Are you an independent physician considering joining an ACO?

Are you an independent physician considering joining an ACO?

Accountable care organizations (ACOs) are attractive to independent physicians for a number of reasons. ACOs offer independent physicians the benefits of a larger organization while still enabling them to retain their autonomy. The Centers for Medicare & Medicaid Services (CMS) defines ACOs as “groups of doctors, hospitals, and other health care providers, who come together voluntarily to give coordinated high-quality care to their Medicare patients.”

The independent physician benefits from an ACO because, in the words of CMS, “when an ACO succeeds both in delivering high-quality care and spending health care dollars more wisely, the ACO will share in the savings it achieves for the Medicare program.” A recent article in Modern Healthcare adds that “As the healthcare landscape grows more complex in the push to value-based care, independent-practice providers … are increasingly looking to ACOs as a way to successfully adapt to payment reform while also keeping their autonomy.”

Physicians like Dr. Pablo Quintela, based in Hollywood, Florida, and who joined the ACO Orange Care Group, say the decision is a relatively easy one. Orange Care Group “provides Quintela with support services to manage his small practice … through one of its four ACOs. It helps him correctly bill claims to the CMS, coordinate care for his Medicare population and prepare for the quality requirements of MACRA through educational sessions and tools.”

Dr. Mary Tilak, based in Indiana, joined Community Healthcare Partners, a Medicare ACO operated by three-hospital Community Healthcare System, and enjoys the ACO’s ability to invest in health information technology as a larger organization. Tilak says, “Without health information technology, you can’t do this kind of collaborative care and move up in value-based purchasing, so it becomes critical to make these investments. That is where these large organizations can come in to help,”
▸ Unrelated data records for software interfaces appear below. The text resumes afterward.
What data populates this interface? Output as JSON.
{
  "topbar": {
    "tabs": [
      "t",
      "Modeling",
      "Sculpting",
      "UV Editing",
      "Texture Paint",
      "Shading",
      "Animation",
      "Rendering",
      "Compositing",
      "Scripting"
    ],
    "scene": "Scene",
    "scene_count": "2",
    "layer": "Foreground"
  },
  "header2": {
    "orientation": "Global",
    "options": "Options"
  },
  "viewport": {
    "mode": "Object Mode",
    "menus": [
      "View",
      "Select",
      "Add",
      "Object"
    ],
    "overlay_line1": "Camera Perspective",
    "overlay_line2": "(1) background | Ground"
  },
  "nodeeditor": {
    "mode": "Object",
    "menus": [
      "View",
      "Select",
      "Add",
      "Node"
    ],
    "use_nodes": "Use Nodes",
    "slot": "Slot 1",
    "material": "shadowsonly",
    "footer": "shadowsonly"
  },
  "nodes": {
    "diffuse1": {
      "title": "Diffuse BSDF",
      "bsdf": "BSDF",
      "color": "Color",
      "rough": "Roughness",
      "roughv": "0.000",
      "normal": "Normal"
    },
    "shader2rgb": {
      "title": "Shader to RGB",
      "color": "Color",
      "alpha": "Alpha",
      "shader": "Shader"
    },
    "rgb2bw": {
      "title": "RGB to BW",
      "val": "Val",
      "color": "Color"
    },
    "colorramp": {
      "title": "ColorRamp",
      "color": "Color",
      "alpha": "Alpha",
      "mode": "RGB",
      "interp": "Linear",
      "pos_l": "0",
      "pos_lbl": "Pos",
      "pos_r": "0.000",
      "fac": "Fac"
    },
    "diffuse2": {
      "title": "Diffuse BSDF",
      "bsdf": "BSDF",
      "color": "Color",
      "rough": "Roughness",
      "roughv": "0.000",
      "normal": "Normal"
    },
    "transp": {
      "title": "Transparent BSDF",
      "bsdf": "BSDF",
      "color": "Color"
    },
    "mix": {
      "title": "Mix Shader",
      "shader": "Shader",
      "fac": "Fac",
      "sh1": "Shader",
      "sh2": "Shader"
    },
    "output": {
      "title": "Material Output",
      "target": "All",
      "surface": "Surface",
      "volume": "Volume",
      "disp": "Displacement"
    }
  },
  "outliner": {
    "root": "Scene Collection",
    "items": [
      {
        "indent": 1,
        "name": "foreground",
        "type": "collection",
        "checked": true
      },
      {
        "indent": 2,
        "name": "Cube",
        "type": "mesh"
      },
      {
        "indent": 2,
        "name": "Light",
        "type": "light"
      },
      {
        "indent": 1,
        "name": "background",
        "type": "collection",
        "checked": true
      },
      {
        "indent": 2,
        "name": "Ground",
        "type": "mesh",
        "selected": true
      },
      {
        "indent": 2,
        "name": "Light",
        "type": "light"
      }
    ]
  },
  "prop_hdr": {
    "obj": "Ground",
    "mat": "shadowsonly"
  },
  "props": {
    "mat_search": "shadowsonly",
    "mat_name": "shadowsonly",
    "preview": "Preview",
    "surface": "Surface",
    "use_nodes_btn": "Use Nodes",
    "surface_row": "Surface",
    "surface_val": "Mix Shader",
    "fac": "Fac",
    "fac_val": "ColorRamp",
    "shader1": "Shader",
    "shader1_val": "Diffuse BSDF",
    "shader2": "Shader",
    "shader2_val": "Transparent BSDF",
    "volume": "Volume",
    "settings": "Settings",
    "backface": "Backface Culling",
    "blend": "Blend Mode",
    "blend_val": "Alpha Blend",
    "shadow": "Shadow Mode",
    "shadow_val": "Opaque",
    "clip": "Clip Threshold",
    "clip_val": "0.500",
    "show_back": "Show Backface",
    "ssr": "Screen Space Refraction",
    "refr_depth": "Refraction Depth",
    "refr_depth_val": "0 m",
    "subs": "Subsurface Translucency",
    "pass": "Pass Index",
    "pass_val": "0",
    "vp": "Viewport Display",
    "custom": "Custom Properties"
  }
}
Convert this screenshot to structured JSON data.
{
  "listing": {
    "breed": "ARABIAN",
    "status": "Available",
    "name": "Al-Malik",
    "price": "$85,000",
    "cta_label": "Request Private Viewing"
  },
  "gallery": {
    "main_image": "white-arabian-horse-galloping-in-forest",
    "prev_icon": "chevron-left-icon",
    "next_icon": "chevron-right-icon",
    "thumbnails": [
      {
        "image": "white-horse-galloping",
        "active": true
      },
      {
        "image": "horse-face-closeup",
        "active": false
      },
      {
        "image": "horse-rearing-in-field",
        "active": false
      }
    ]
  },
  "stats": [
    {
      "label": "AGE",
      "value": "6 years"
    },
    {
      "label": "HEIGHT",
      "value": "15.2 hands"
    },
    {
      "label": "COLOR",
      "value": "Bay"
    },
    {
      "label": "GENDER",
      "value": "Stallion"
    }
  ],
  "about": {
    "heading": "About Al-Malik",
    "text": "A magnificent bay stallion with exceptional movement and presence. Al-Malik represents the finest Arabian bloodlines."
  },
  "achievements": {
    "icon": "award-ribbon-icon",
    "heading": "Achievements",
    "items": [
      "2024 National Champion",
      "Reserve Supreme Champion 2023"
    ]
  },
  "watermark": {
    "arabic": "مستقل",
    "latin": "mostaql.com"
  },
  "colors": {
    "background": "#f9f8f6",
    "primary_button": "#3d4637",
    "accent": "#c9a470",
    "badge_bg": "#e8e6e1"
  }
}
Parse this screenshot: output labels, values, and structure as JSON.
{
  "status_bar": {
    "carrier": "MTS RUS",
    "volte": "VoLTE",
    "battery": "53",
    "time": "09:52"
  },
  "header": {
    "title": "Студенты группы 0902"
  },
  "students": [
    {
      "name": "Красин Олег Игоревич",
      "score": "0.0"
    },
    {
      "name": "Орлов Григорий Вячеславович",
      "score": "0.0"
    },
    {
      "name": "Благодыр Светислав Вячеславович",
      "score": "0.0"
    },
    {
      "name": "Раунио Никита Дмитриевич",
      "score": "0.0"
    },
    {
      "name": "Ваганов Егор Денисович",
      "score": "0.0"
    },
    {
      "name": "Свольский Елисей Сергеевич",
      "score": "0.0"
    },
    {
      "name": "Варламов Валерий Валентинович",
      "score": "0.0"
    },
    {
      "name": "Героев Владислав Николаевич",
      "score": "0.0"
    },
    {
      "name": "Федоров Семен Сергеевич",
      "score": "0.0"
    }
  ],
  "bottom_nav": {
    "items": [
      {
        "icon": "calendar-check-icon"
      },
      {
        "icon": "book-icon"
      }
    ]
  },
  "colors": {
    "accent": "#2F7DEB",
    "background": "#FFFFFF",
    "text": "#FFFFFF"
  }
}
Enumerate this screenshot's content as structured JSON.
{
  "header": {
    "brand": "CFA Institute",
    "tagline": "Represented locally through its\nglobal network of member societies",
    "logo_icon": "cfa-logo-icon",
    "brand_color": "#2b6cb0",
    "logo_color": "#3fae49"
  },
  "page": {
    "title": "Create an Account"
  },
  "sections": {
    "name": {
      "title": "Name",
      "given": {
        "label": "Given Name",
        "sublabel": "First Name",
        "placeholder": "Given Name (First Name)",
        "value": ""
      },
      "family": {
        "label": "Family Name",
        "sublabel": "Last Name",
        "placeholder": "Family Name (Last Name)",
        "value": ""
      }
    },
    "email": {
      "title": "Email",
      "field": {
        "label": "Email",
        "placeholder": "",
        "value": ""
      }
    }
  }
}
Orange Care Group also invested heavily in health information technology to benefit its 450 independent physicians who may need to coordinate care for their patients. Many of its members use different electronic health record (EHR) systems and the ACO’s ability to invest in IT enables those separate systems to “easily understand and compare patient outcomes data.” Orange Care Group has also partnered with hospitals on data sharing “so doctors are notified if their patients are admitted to the emergency room and require follow-up care.”